## To do
Scan the lines below and report each one containing "person" by copying it.

## The records

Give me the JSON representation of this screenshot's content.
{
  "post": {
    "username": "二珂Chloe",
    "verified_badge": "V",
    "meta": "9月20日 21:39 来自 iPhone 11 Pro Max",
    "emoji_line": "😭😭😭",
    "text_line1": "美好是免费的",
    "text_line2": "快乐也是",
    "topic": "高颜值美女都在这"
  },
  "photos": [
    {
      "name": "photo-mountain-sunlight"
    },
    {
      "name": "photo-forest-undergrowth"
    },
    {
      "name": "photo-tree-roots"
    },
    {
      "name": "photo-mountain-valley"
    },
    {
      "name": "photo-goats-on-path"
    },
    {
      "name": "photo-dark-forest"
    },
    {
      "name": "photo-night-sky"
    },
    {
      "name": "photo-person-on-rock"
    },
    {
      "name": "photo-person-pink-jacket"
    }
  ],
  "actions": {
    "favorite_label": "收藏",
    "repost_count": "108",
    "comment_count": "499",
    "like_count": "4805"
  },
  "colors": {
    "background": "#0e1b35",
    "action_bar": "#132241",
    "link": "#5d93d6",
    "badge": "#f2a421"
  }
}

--

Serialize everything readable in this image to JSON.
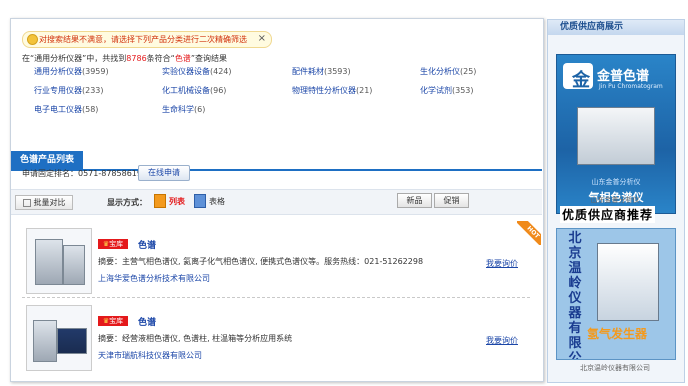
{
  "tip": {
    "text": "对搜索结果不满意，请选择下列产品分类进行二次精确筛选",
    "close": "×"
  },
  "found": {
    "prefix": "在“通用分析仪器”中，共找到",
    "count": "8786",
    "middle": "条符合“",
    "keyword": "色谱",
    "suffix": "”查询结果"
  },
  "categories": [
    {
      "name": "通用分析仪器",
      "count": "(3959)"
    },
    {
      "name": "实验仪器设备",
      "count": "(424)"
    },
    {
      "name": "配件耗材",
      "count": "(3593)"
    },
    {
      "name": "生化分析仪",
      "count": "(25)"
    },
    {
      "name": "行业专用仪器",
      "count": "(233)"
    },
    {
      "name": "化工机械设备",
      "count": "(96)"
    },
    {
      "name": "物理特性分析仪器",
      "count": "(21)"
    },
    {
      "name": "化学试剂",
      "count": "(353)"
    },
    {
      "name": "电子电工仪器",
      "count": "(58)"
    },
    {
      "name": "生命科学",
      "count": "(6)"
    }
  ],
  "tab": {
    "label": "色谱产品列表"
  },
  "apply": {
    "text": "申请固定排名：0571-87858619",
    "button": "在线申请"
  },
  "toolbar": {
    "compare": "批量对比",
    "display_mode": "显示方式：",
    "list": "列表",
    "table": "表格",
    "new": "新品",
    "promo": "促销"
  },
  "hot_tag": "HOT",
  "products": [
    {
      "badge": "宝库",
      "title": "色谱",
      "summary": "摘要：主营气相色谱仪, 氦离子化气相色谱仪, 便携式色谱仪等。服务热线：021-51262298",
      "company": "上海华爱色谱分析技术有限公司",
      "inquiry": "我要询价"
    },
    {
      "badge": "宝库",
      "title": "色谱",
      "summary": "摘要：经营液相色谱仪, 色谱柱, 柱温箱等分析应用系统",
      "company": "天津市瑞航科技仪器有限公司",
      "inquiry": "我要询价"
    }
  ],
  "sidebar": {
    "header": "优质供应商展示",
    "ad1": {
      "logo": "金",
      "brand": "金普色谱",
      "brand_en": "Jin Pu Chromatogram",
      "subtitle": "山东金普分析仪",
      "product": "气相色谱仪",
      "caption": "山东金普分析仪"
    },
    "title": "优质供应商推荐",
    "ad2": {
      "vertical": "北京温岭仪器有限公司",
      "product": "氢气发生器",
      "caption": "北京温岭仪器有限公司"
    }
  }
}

## Response to the exercise
      "name": "photo-person-on-rock"
      "name": "photo-person-pink-jacket"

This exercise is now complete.